The training course officially started with an opening ceremony (Fig. 1) on 26 October at the National Maritime Museum in Chanthaburi, Thailand. Mr. Kehmchat Thepchai, Deputy-Director General of the Fine Arts Department (Thailand) welcomed the participants while Mr. Suriya Soucksakit, Vice Minister for Culture (Thailand) read the opening address. Mr. Tim Curtis, Head of Culture Unit, UNESCO Bangkok, delivered the main address. Mr. Erbprem Vatcharangkul, Chief of the Underwater Archaeology Division, Fine Arts Department, then reported on the Progress of the Project Implementation while Mr. Ricardo Favis, UNESCO Bangkok Project Coordinator, introduced the training program, trainers and regional trainees.
The venue for the classroom sessions was held at the UAD Training Center in Ban Tha Chalaeb, Bangkaja Municipality in Chanthaburi Province. The Center (Fig. 2) is the best-equipped maritime archaeology facility in Southeast Asia. It is located along the Chanthaburi River and in proximity to number of shipwreck sites. The Center has air-conditioned rooms for trainer and participant accommodation, a classroom, a spacious living and dining room as well as ample outside space. Further, the Center is also only six kilometers away from the National Maritime Museum and the UAD office where all the dive equipment is stored.
The training program was divided into two sessions: theory and practice. The subjects include maritime law, in-situ preservation of shipwrecks and other underwater sites, museology, monitoring techniques, Asian shipbuilding technology and ethnographic boat building. The practical exercises include 2D and 3D survey tasks (wet and dry) and the actual dive on the shipwreck.

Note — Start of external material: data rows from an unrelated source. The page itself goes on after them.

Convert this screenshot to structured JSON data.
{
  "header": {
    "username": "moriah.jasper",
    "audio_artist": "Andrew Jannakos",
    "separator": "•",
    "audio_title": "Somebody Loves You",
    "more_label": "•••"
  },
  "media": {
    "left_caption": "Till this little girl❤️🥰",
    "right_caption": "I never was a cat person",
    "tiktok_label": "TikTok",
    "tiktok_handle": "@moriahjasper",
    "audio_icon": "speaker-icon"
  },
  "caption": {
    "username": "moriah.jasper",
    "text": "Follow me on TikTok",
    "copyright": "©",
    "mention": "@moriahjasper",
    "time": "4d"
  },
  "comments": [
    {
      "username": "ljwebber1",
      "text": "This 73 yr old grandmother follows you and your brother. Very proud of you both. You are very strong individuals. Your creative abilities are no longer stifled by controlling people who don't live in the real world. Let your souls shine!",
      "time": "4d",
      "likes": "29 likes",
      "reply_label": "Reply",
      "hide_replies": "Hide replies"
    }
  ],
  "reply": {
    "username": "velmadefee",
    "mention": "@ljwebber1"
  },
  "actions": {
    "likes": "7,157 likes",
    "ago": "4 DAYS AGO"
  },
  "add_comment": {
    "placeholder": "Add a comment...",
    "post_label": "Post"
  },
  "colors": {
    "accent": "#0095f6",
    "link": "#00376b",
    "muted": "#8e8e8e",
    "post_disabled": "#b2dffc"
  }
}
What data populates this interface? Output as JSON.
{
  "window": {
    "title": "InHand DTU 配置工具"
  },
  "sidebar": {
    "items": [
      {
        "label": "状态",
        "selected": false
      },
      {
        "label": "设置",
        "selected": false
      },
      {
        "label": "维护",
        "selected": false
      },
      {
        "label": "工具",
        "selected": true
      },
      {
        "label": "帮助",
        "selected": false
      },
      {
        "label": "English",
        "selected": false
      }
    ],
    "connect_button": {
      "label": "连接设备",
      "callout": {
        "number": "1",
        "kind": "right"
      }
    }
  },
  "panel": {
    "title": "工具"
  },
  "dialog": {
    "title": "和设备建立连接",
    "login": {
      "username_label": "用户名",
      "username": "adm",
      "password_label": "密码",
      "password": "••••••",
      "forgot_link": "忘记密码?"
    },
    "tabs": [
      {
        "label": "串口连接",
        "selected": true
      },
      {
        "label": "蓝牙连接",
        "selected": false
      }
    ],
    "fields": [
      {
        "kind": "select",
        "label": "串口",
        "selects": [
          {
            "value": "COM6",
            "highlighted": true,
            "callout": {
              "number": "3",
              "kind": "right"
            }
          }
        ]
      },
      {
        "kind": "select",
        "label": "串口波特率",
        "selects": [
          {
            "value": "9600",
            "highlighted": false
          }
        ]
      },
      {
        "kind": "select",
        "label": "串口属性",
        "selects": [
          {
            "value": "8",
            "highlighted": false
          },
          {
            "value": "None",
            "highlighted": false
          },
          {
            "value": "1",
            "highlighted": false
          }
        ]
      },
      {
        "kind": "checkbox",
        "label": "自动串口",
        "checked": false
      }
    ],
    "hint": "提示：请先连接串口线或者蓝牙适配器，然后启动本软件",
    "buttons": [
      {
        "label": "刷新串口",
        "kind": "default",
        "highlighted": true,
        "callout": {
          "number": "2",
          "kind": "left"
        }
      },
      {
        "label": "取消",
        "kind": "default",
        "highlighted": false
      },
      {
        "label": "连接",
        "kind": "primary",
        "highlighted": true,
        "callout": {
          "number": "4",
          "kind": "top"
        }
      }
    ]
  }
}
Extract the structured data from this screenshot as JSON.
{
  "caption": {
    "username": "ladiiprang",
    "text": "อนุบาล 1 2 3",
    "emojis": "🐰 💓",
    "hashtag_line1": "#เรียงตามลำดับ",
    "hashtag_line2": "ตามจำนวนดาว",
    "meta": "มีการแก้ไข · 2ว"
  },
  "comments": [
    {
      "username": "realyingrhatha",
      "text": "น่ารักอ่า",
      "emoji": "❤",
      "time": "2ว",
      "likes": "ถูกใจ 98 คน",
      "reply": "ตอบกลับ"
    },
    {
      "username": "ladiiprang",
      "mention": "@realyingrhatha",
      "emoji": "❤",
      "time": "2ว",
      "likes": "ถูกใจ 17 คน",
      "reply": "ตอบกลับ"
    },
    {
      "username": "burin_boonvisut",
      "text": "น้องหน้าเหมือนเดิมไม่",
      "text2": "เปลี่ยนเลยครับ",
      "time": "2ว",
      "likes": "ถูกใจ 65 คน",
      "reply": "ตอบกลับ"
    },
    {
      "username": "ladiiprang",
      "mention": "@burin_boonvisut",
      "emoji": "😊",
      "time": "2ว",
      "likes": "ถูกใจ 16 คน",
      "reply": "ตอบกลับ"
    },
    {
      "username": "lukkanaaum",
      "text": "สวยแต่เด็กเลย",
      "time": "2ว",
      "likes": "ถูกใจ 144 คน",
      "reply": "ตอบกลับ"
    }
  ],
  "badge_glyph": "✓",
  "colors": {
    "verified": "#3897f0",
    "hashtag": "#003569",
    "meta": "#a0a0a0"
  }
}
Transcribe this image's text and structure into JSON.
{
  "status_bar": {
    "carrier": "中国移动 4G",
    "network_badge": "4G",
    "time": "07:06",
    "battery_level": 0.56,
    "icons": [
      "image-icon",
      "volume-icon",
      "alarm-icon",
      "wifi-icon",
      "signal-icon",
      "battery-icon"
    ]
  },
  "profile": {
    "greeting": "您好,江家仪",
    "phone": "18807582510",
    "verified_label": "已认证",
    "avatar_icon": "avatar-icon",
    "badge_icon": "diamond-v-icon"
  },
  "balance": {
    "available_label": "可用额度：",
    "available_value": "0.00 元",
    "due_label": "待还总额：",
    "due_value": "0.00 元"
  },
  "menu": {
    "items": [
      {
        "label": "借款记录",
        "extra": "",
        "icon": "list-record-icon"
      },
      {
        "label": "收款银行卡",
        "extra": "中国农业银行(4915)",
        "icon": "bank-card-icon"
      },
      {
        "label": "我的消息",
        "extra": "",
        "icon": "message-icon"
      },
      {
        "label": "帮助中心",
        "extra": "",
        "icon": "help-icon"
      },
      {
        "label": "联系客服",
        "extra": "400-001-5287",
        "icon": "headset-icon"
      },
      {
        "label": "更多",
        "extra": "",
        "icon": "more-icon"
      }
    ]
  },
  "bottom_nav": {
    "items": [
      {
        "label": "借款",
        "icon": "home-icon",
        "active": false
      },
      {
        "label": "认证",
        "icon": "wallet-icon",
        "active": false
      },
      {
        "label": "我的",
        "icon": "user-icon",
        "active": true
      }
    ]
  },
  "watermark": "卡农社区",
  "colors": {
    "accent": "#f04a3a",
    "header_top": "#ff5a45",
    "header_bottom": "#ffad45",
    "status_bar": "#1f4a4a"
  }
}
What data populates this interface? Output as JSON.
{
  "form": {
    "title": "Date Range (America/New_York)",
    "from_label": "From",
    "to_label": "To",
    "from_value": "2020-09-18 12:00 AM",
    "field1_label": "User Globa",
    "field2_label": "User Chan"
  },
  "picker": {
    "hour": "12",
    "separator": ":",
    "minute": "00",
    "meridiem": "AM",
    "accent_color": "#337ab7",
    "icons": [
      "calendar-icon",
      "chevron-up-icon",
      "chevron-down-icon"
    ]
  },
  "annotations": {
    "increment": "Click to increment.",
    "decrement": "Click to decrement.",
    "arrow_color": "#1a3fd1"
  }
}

The UNESCO-sponsored First Foundation Course Underwater Cultural Heritage was a success. The participants were able to gain new knowledge various subjects related to underwater archaeology with special focus on the UNESCO 2001 Convention as well as the methodology of conducting a non-disturbance survey, measurement and recording of a shipwreck.
Based on the participants’ collective experience, a number of recommendations have been formulated:
 That we need to make an effort to protect our Underwater Cultural Heritage since it is under threat;

 That in-situ preservation, or leaving submerged archaeological objects as it is, is essential in protecting our underwater cultural heritage;

 That we need to raise awareness to the general public through presentations, exhibitions, publications and making sites available in-situ;

 That there is a need to build professional capacity in the Asia-Pacific region in the form of trainings, workshops, seminars and collaborative projects between countries

 And that only when there is a general consensus about the value of extant Underwater Cultural Heritage that we can preserve it

Finally, it is very important for each country to consider carefully and take steps to ratify the 2001 UNESCO CONVENTION on the Protection on our Underwater Cultural Heritage since this is the only way that we can protect and preserve humanity’s submerged cultural resource.